The following content is sourced from external partners. We cannot guarantee that it is suitable for the visually or hearing impaired.
FILE PHOTO: The U.S. Supreme Court building in Washington, DC, U.S. on November 15, 2016. REUTERS/Carlos Barria/File Photo(reuters_tickers)
By Lawrence Hurley
WASHINGTON (Reuters) - The U.S. Supreme Court on Monday paved the way for a black Georgia inmate to challenge his 1991 death sentence for killing his sister-in-law after he argued the case was tainted by a racist white juror who questioned whether black people have souls.
The justices, in a 6-3 unsigned decision, threw out a lower court's decision that had rejected his biased jury assertion. Keith Tharpe was found guilty and sentenced to death by a jury of 10 white people and two black people in Georgia's Jones County.

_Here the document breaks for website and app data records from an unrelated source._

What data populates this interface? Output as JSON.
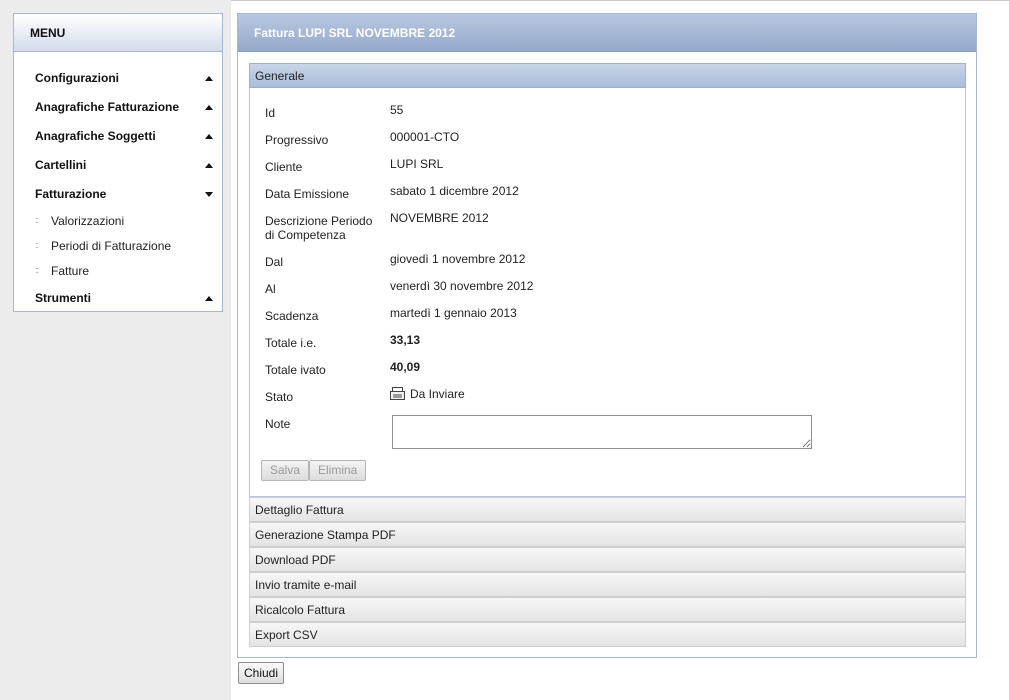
{
  "menu": {
    "title": "MENU",
    "items": [
      {
        "label": "Configurazioni",
        "state": "collapsed"
      },
      {
        "label": "Anagrafiche Fatturazione",
        "state": "collapsed"
      },
      {
        "label": "Anagrafiche Soggetti",
        "state": "collapsed"
      },
      {
        "label": "Cartellini",
        "state": "collapsed"
      },
      {
        "label": "Fatturazione",
        "state": "expanded"
      },
      {
        "label": "Strumenti",
        "state": "collapsed"
      }
    ],
    "subitems": [
      {
        "label": "Valorizzazioni"
      },
      {
        "label": "Periodi di Fatturazione"
      },
      {
        "label": "Fatture"
      }
    ]
  },
  "panel": {
    "title": "Fattura LUPI SRL NOVEMBRE 2012",
    "general_section": "Generale",
    "fields": {
      "id": {
        "label": "Id",
        "value": "55"
      },
      "progressivo": {
        "label": "Progressivo",
        "value": "000001-CTO"
      },
      "cliente": {
        "label": "Cliente",
        "value": "LUPI SRL"
      },
      "data_emissione": {
        "label": "Data Emissione",
        "value": "sabato 1 dicembre 2012"
      },
      "descrizione": {
        "label": "Descrizione Periodo di Competenza",
        "value": "NOVEMBRE 2012"
      },
      "dal": {
        "label": "Dal",
        "value": "giovedì 1 novembre 2012"
      },
      "al": {
        "label": "Al",
        "value": "venerdì 30 novembre 2012"
      },
      "scadenza": {
        "label": "Scadenza",
        "value": "martedì 1 gennaio 2013"
      },
      "totale_ie": {
        "label": "Totale i.e.",
        "value": "33,13"
      },
      "totale_ivato": {
        "label": "Totale ivato",
        "value": "40,09"
      },
      "stato": {
        "label": "Stato",
        "value": "Da Inviare",
        "icon": "document-icon"
      },
      "note": {
        "label": "Note",
        "value": ""
      }
    },
    "buttons": {
      "save": "Salva",
      "delete": "Elimina"
    },
    "sections": [
      "Dettaglio Fattura",
      "Generazione Stampa PDF",
      "Download PDF",
      "Invio tramite e-mail",
      "Ricalcolo Fattura",
      "Export CSV"
    ]
  },
  "footer": {
    "close": "Chiudi"
  },
  "colors": {
    "header_blue": "#a6b7d3",
    "panel_head": "#94a9cb"
  }
}
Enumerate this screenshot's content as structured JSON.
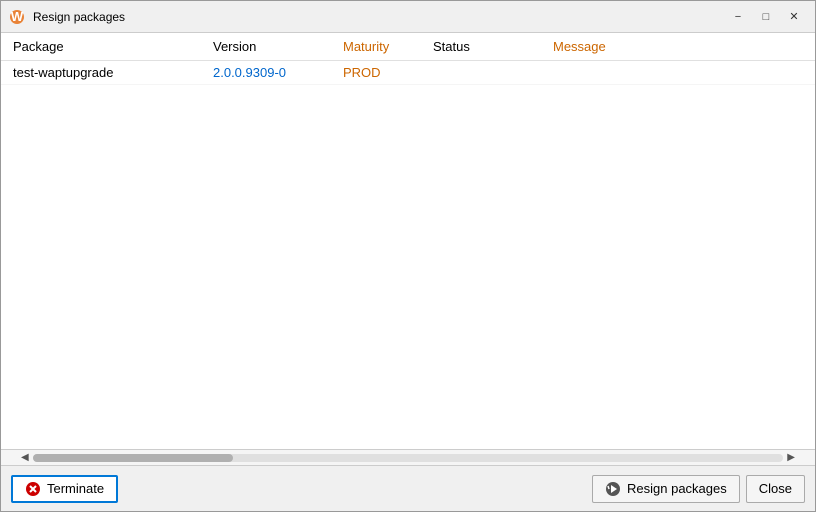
{
  "window": {
    "title": "Resign packages",
    "controls": {
      "minimize": "−",
      "maximize": "□",
      "close": "✕"
    }
  },
  "table": {
    "headers": [
      {
        "key": "package",
        "label": "Package",
        "color": "normal"
      },
      {
        "key": "version",
        "label": "Version",
        "color": "normal"
      },
      {
        "key": "maturity",
        "label": "Maturity",
        "color": "orange"
      },
      {
        "key": "status",
        "label": "Status",
        "color": "normal"
      },
      {
        "key": "message",
        "label": "Message",
        "color": "orange"
      }
    ],
    "rows": [
      {
        "package": "test-waptupgrade",
        "version": "2.0.0.9309-0",
        "maturity": "PROD",
        "status": "",
        "message": ""
      }
    ]
  },
  "footer": {
    "terminate_label": "Terminate",
    "resign_label": "Resign packages",
    "close_label": "Close"
  }
}
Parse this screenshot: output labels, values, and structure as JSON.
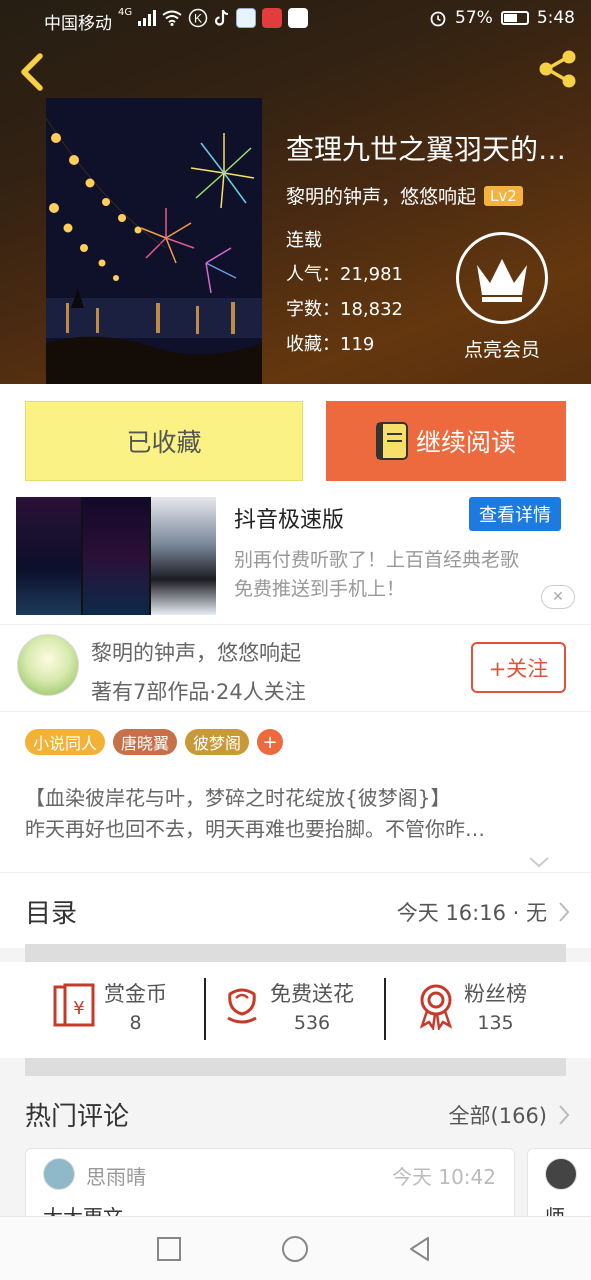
{
  "status_bar": {
    "carrier": "中国移动",
    "network": "4G",
    "battery": "57%",
    "time": "5:48"
  },
  "book": {
    "title": "查理九世之翼羽天的…",
    "author_line": "黎明的钟声，悠悠响起",
    "level": "Lv2",
    "serial_status": "连载",
    "popularity_label": "人气：",
    "popularity": "21,981",
    "word_count_label": "字数：",
    "word_count": "18,832",
    "favorites_label": "收藏：",
    "favorites": "119",
    "vip_label": "点亮会员"
  },
  "actions": {
    "favorited_label": "已收藏",
    "continue_label": "继续阅读"
  },
  "ad": {
    "title": "抖音极速版",
    "button": "查看详情",
    "desc_line1": "别再付费听歌了！上百首经典老歌",
    "desc_line2": "免费推送到手机上！",
    "close": "✕"
  },
  "author": {
    "name": "黎明的钟声，悠悠响起",
    "meta": "著有7部作品·24人关注",
    "follow": "+关注"
  },
  "tags": [
    {
      "label": "小说同人",
      "color": "#f3b236"
    },
    {
      "label": "唐晓翼",
      "color": "#c7704a"
    },
    {
      "label": "彼梦阁",
      "color": "#c99938"
    }
  ],
  "tag_plus": "+",
  "intro": {
    "line1": "【血染彼岸花与叶，梦碎之时花绽放{彼梦阁}】",
    "line2": "昨天再好也回不去，明天再难也要抬脚。不管你昨…"
  },
  "toc": {
    "label": "目录",
    "update": "今天 16:16 · 无"
  },
  "rewards": {
    "coins_label": "赏金币",
    "coins_value": "8",
    "flowers_label": "免费送花",
    "flowers_value": "536",
    "fans_label": "粉丝榜",
    "fans_value": "135"
  },
  "comments": {
    "title": "热门评论",
    "all": "全部(166)",
    "cards": [
      {
        "name": "思雨晴",
        "time": "今天 10:42",
        "body": "大大更文"
      },
      {
        "name": "",
        "time": "",
        "body": "师"
      }
    ]
  },
  "colors": {
    "accent_orange": "#ec6a3d",
    "fav_yellow": "#fbf285",
    "ad_blue": "#1d7be0",
    "icon_red": "#c9392a"
  }
}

The ruling means the case will now return to lower courts and gives Tharpe a chance to avoid execution in the 1990 murder.
Tharpe had been scheduled to be put to death by lethal injection in a Georgia state prison on Sept. 26 but the Supreme Court granted his last-minute stay application so it could have more time to decide whether to hear his appeal.
Three of the court's conservatives, Clarence Thomas, Samuel Alito and Neil Gorsuch, dissented from Monday's decision.
Thomas, the court's only black justice, is also from Georgia. He pointed out in his dissenting opinion that the court's decision will "delay justice" for the victim, Jaquelin Freeman, who was also black.
Tharpe, 59, kidnapped and raped his estranged wife, Migrisus Tharpe, and used a shotgun to kill Freeman, her sister, in September 1990, according to court records.
The allegations of racial bias stem from an interview with one of the jurors years later, not comments made during the trial.
(Reporting by Lawrence Hurley; Editing by Alistair Bell)